by Jane Sevier
In an increasingly digital world, it is vital for young learners to be adept at “systems thinking”—the ability to understand how related components in systems—from ecosystems to social networks—work together. Unfortunately, educators have struggled to find curriculum that keeps pace with the rapidly changing digital environment.
Now, a four-book series created by a national team of designers and educators provides a curricular toolkit for supporting systems thinking, drawing on game design, digital storytelling and DIY electronics.
Interconnections: Understanding Systems through Digital Design (2014, MIT Press) offers activities aligned with Common Core and Next Generation Science Standards that help students see, anticipate and understand patterns in the systems that make up their world—and sets them on a path to designing systems of their own.
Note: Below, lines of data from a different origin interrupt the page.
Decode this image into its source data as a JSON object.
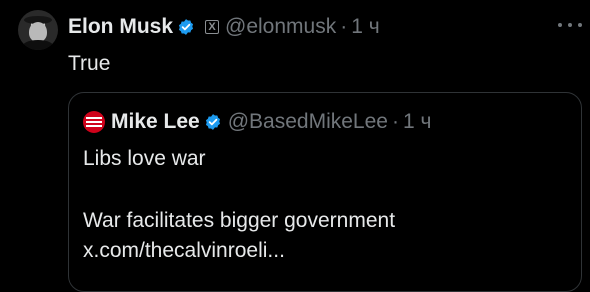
{
  "tweet": {
    "author_name": "Elon Musk",
    "handle": "@elonmusk",
    "separator": "·",
    "time": "1 ч",
    "text": "True",
    "badge_icon": "x-logo-icon",
    "more_icon": "more-horizontal-icon"
  },
  "quoted_tweet": {
    "author_name": "Mike Lee",
    "handle": "@BasedMikeLee",
    "separator": "·",
    "time": "1 ч",
    "lines": [
      "Libs love war",
      "War facilitates bigger government",
      "x.com/thecalvinroeli..."
    ]
  },
  "colors": {
    "background": "#000000",
    "text_primary": "#e7e9ea",
    "text_secondary": "#71767b",
    "verified_blue": "#1d9bf0",
    "border": "#2f3336"
  }
}
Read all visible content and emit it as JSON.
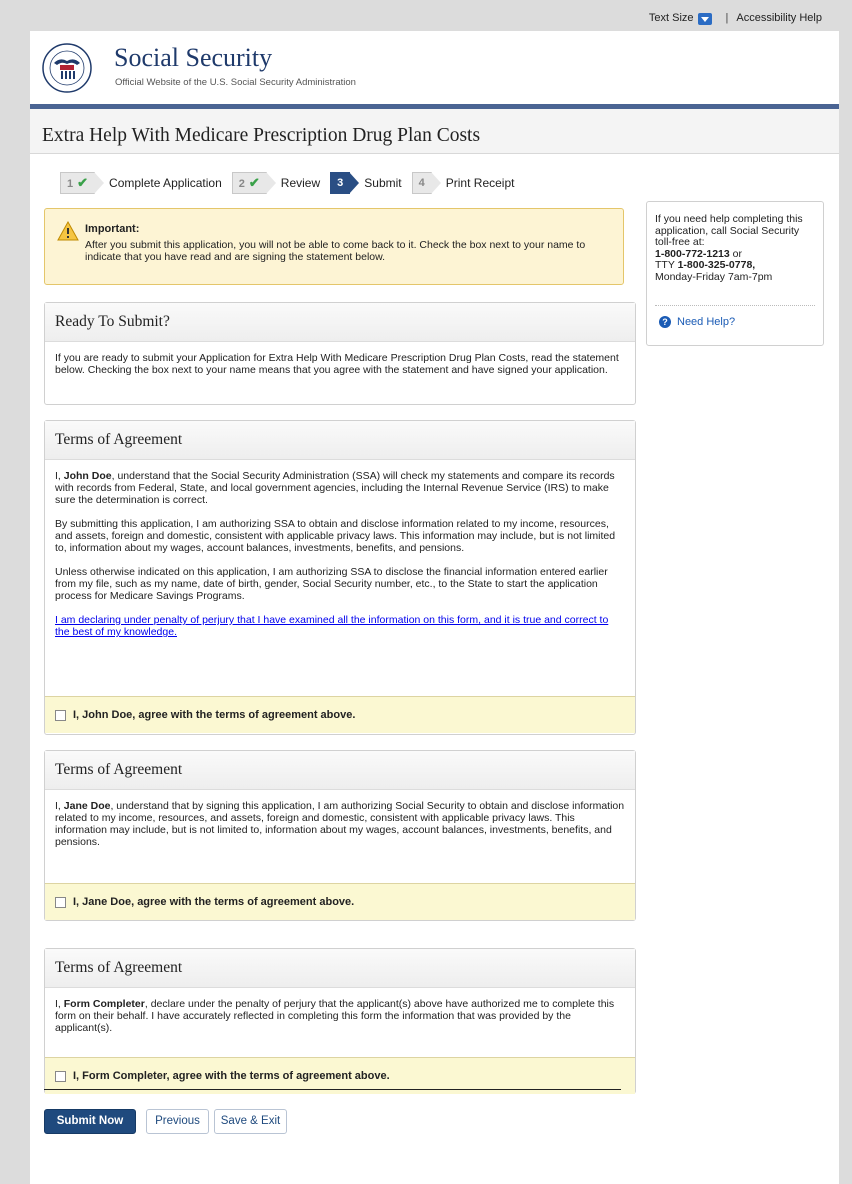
{
  "topbar": {
    "text_size": "Text Size",
    "separator": "|",
    "accessibility": "Accessibility Help"
  },
  "header": {
    "title": "Social Security",
    "subtitle": "Official Website of the U.S. Social Security Administration"
  },
  "page_title": "Extra Help With Medicare Prescription Drug Plan Costs",
  "steps": [
    {
      "num": "1",
      "label": "Complete Application",
      "done": true
    },
    {
      "num": "2",
      "label": "Review",
      "done": true
    },
    {
      "num": "3",
      "label": "Submit",
      "active": true
    },
    {
      "num": "4",
      "label": "Print Receipt"
    }
  ],
  "important": {
    "title": "Important:",
    "text": "After you submit this application, you will not be able to come back to it. Check the box next to your name to indicate that you have read and are signing the statement below."
  },
  "ready": {
    "title": "Ready To Submit?",
    "text": "If you are ready to submit your Application for Extra Help With Medicare Prescription Drug Plan Costs, read the statement below. Checking the box next to your name means that you agree with the statement and have signed your application."
  },
  "terms1": {
    "title": "Terms of Agreement",
    "p1_pre": "I, ",
    "p1_name": "John Doe",
    "p1_post": ", understand that the Social Security Administration (SSA) will check my statements and compare its records with records from Federal, State, and local government agencies, including the Internal Revenue Service (IRS) to make sure the determination is correct.",
    "p2": "By submitting this application, I am authorizing SSA to obtain and disclose information related to my income, resources, and assets, foreign and domestic, consistent with applicable privacy laws. This information may include, but is not limited to, information about my wages, account balances, investments, benefits, and pensions.",
    "p3": "Unless otherwise indicated on this application, I am authorizing SSA to disclose the financial information entered earlier from my file, such as my name, date of birth, gender, Social Security number, etc., to the State to start the application process for Medicare Savings Programs.",
    "link": "I am declaring under penalty of perjury that I have examined all the information on this form, and it is true and correct to the best of my knowledge.",
    "agree": "I, John Doe, agree with the terms of agreement above."
  },
  "terms2": {
    "title": "Terms of Agreement",
    "p1_pre": "I, ",
    "p1_name": "Jane Doe",
    "p1_post": ", understand that by signing this application, I am authorizing Social Security to obtain and disclose information related to my income, resources, and assets, foreign and domestic, consistent with applicable privacy laws. This information may include, but is not limited to, information about my wages, account balances, investments, benefits, and pensions.",
    "agree": "I, Jane Doe, agree with the terms of agreement above."
  },
  "terms3": {
    "title": "Terms of Agreement",
    "p1_pre": "I, ",
    "p1_name": "Form Completer",
    "p1_post": ", declare under the penalty of perjury that the applicant(s) above have authorized me to complete this form on their behalf.  I have accurately reflected in completing this form the information that was provided by the applicant(s).",
    "agree": "I, Form Completer, agree with the terms of agreement above."
  },
  "sidebar": {
    "line1": "If you need help completing this application, call Social Security toll-free at:",
    "phone": "1-800-772-1213",
    "or": " or",
    "tty_pre": "TTY ",
    "tty": "1-800-325-0778,",
    "hours": "Monday-Friday 7am-7pm",
    "help": "Need Help?"
  },
  "buttons": {
    "submit": "Submit Now",
    "previous": "Previous",
    "save_exit": "Save & Exit"
  }
}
“Digital media have become central to how we communicate and share knowledge,” said co-author Melissa Gresalfi, associate professor of mathematics education at Vanderbilt Peabody College of education and human development.
“To prepare young people for the demands of a complex and connected new century, we must help them develop systems thinking, which allows them to see what part systems play in the digital realms they engage in, and shows them how to become designers of those systems.”
Gaming the System: Designing with Gamestar Mechanic
This book demonstrates the nature of games as systems; how game designers need to think in terms of complex interactions of game elements and rules; and how to identify systems concepts during design. Activities include using Gamestar Mechanic, an online game design environment that focuses on systems thinking.
This book shows the ways that stories offer a lens for seeing the world as a series of systems. The book provides opportunities for students to craft interactive and animated stories about creating positive change in their communities. These projects use the Scratch visual programming environment.
This book enables students to undertake physical computing projects, providing tools and methods for creating electronic puppets. Using shadow puppet shows featuring their own DIY flashlights, students learn how to incorporate microprocessors into everyday materials and use them to enhance their language and writing skills.
This book introduces students to the world of wearable technology. With Modkit, an accessible DIY electronics toolkit, students learn to fashion e-textile cuffs, electric T-shirts, and solar-powered backpacks. Students also learn the importance of one component to the whole—how, for example, changing the structure of LED connections immediately affects the number of LEDs that light up.
The Interconnections series provides readers with supplemental materials, links to resources and related forums, and is useful for both in- and out-of-school settings. The books are authored by educators and designers from Vanderbilt University, the Digital Youth Network at University of Chicago, Indiana University’s Creativity Labs, the Institute of Play in New York City, and the National Writing Project. The Interconnections collection is part of The John D. and Catherine T. MacArthur Foundation Series on Digital Media and Learning.
The National Writing Project launched the series at its annual meeting in Annapolis, Maryland, Nov. 20.